_Records supplied_

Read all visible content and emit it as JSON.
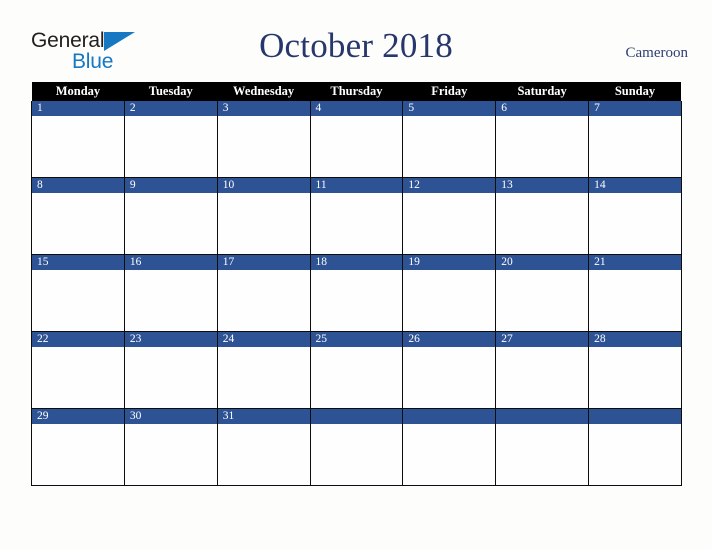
{
  "logo": {
    "word_one": "General",
    "word_two": "Blue",
    "triangle_icon": "triangle-icon",
    "brand_black": "#221f1f",
    "brand_blue": "#1678c2"
  },
  "header": {
    "title": "October 2018",
    "country": "Cameroon",
    "title_color": "#27376b"
  },
  "calendar": {
    "weekday_headers": [
      "Monday",
      "Tuesday",
      "Wednesday",
      "Thursday",
      "Friday",
      "Saturday",
      "Sunday"
    ],
    "header_background": "#000000",
    "header_text_color": "#ffffff",
    "day_bar_background": "#2e5395",
    "day_bar_text_color": "#ffffff",
    "cell_background": "#ffffff",
    "border_color": "#0d0d0d",
    "weeks": [
      {
        "days": [
          {
            "number": "1"
          },
          {
            "number": "2"
          },
          {
            "number": "3"
          },
          {
            "number": "4"
          },
          {
            "number": "5"
          },
          {
            "number": "6"
          },
          {
            "number": "7"
          }
        ]
      },
      {
        "days": [
          {
            "number": "8"
          },
          {
            "number": "9"
          },
          {
            "number": "10"
          },
          {
            "number": "11"
          },
          {
            "number": "12"
          },
          {
            "number": "13"
          },
          {
            "number": "14"
          }
        ]
      },
      {
        "days": [
          {
            "number": "15"
          },
          {
            "number": "16"
          },
          {
            "number": "17"
          },
          {
            "number": "18"
          },
          {
            "number": "19"
          },
          {
            "number": "20"
          },
          {
            "number": "21"
          }
        ]
      },
      {
        "days": [
          {
            "number": "22"
          },
          {
            "number": "23"
          },
          {
            "number": "24"
          },
          {
            "number": "25"
          },
          {
            "number": "26"
          },
          {
            "number": "27"
          },
          {
            "number": "28"
          }
        ]
      },
      {
        "days": [
          {
            "number": "29"
          },
          {
            "number": "30"
          },
          {
            "number": "31"
          },
          {
            "number": ""
          },
          {
            "number": ""
          },
          {
            "number": ""
          },
          {
            "number": ""
          }
        ]
      }
    ]
  }
}
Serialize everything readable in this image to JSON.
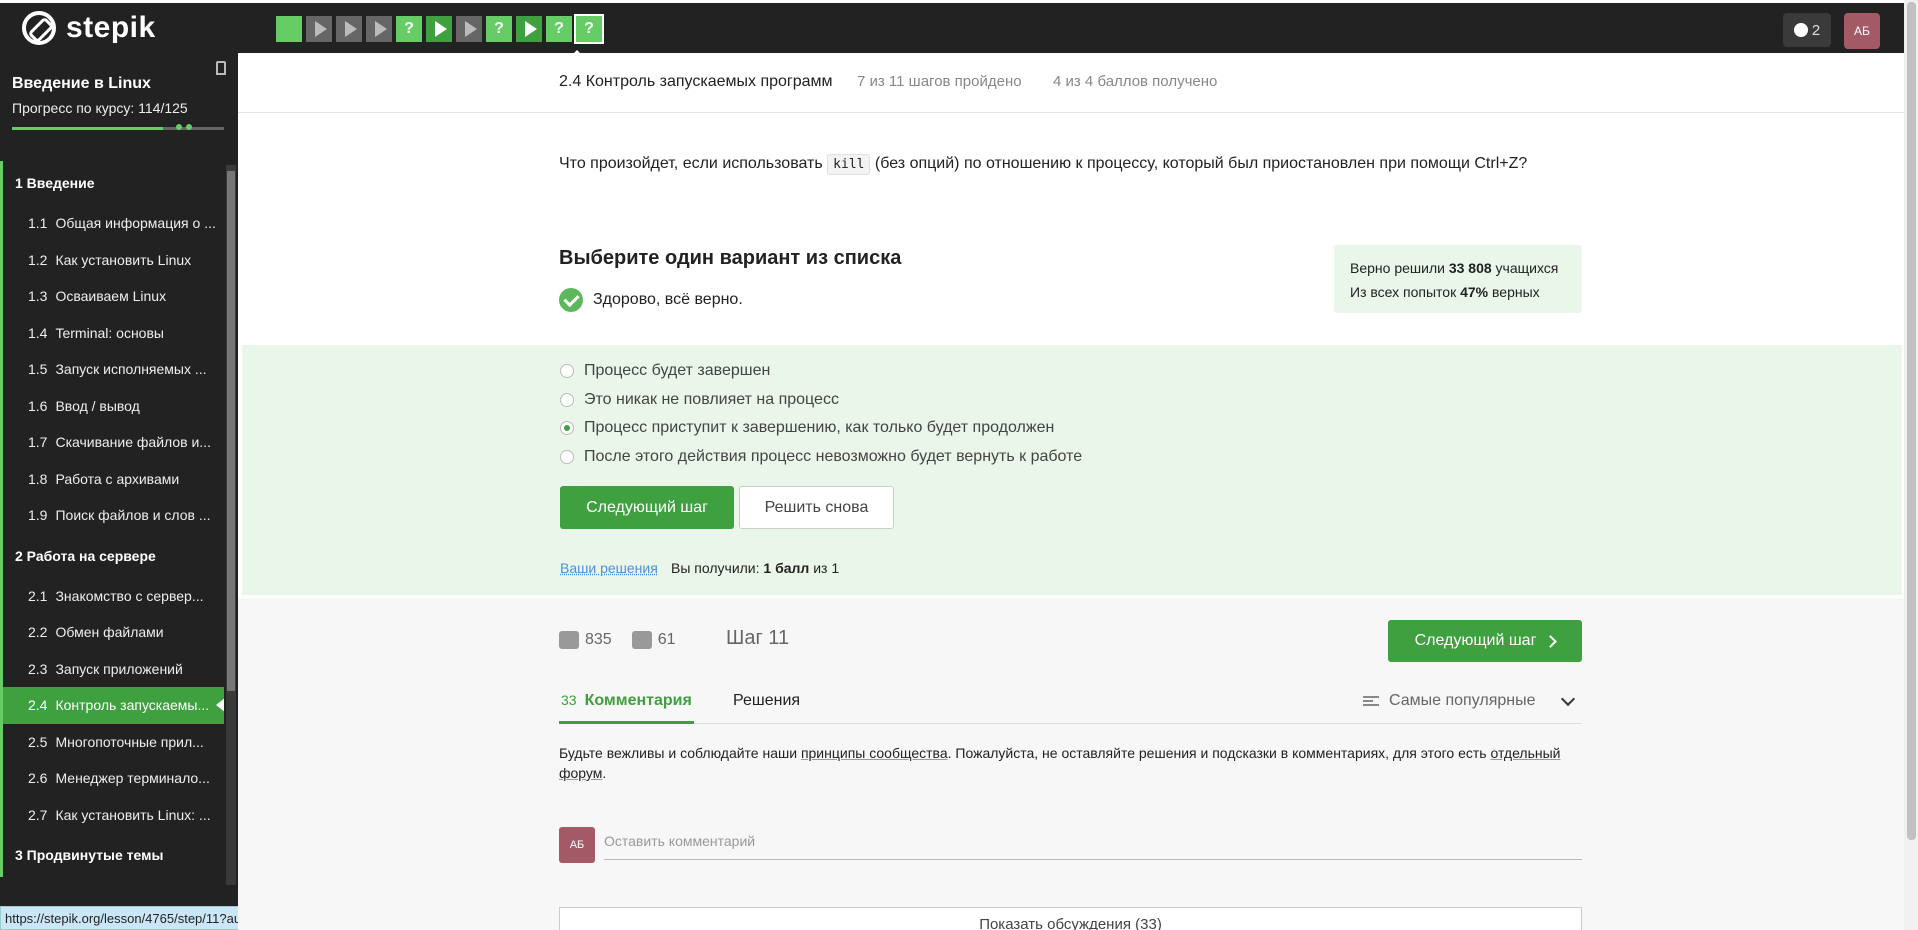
{
  "topbar": {
    "logo_text": "stepik",
    "steps": [
      "",
      "play",
      "play",
      "play",
      "?",
      "play",
      "play",
      "?",
      "play",
      "?",
      "?"
    ],
    "notifications_count": "2",
    "user_initials": "АБ"
  },
  "sidebar": {
    "course_title": "Введение в Linux",
    "progress_label": "Прогресс по курсу:  114/125",
    "progress": 0.912,
    "sections": [
      {
        "title": "1  Введение",
        "lessons": [
          {
            "num": "1.1",
            "label": "Общая информация о ..."
          },
          {
            "num": "1.2",
            "label": "Как установить Linux"
          },
          {
            "num": "1.3",
            "label": "Осваиваем Linux"
          },
          {
            "num": "1.4",
            "label": "Terminal: основы"
          },
          {
            "num": "1.5",
            "label": "Запуск исполняемых ..."
          },
          {
            "num": "1.6",
            "label": "Ввод / вывод"
          },
          {
            "num": "1.7",
            "label": "Скачивание файлов и..."
          },
          {
            "num": "1.8",
            "label": "Работа с архивами"
          },
          {
            "num": "1.9",
            "label": "Поиск файлов и слов ..."
          }
        ]
      },
      {
        "title": "2  Работа на сервере",
        "lessons": [
          {
            "num": "2.1",
            "label": "Знакомство с сервер..."
          },
          {
            "num": "2.2",
            "label": "Обмен файлами"
          },
          {
            "num": "2.3",
            "label": "Запуск приложений"
          },
          {
            "num": "2.4",
            "label": "Контроль запускаемы..."
          },
          {
            "num": "2.5",
            "label": "Многопоточные прил..."
          },
          {
            "num": "2.6",
            "label": "Менеджер терминало..."
          },
          {
            "num": "2.7",
            "label": "Как установить Linux: ..."
          }
        ]
      },
      {
        "title": "3  Продвинутые темы",
        "lessons": []
      }
    ],
    "status_url": "https://stepik.org/lesson/4765/step/11?auth=login&unit=1067"
  },
  "lesson": {
    "title": "2.4 Контроль запускаемых программ",
    "steps_done": "7 из 11 шагов пройдено",
    "points": "4 из 4 баллов  получено"
  },
  "question": {
    "text_before": "Что произойдет, если использовать ",
    "code": "kill",
    "text_after": " (без опций) по отношению к процессу, который был приостановлен при помощи Ctrl+Z?",
    "choose_title": "Выберите один вариант из списка",
    "feedback": "Здорово, всё верно.",
    "stats_line1_pre": "Верно решили ",
    "stats_line1_num": "33 808",
    "stats_line1_post": " учащихся",
    "stats_line2_pre": "Из всех попыток ",
    "stats_line2_num": "47%",
    "stats_line2_post": " верных",
    "options": [
      {
        "label": "Процесс будет завершен",
        "checked": false
      },
      {
        "label": "Это никак не повлияет на процесс",
        "checked": false
      },
      {
        "label": "Процесс приступит к завершению, как только будет продолжен",
        "checked": true
      },
      {
        "label": "После этого действия процесс невозможно будет вернуть к работе",
        "checked": false
      }
    ],
    "next_button": "Следующий шаг",
    "retry_button": "Решить снова",
    "your_solutions": "Ваши решения",
    "score_pre": "Вы получили: ",
    "score_bold": "1 балл",
    "score_post": " из 1"
  },
  "footer": {
    "likes": "835",
    "dislikes": "61",
    "step_label": "Шаг 11",
    "next_button": "Следующий шаг",
    "comments_count": "33",
    "comments_tab": "Комментария",
    "solutions_tab": "Решения",
    "sort_label": "Самые популярные",
    "rules_pre": "Будьте вежливы и соблюдайте наши ",
    "rules_link": "принципы сообщества",
    "rules_mid": ". Пожалуйста, не оставляйте решения и подсказки в комментариях, для этого есть ",
    "rules_link2": "отдельный форум",
    "rules_post": ".",
    "avatar_initials": "АБ",
    "comment_placeholder": "Оставить комментарий",
    "show_discussion": "Показать обсуждения (33)"
  }
}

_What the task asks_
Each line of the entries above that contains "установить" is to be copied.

_Result of this task_
            "label": "Как установить Linux"
            "label": "Как установить Linux: ..."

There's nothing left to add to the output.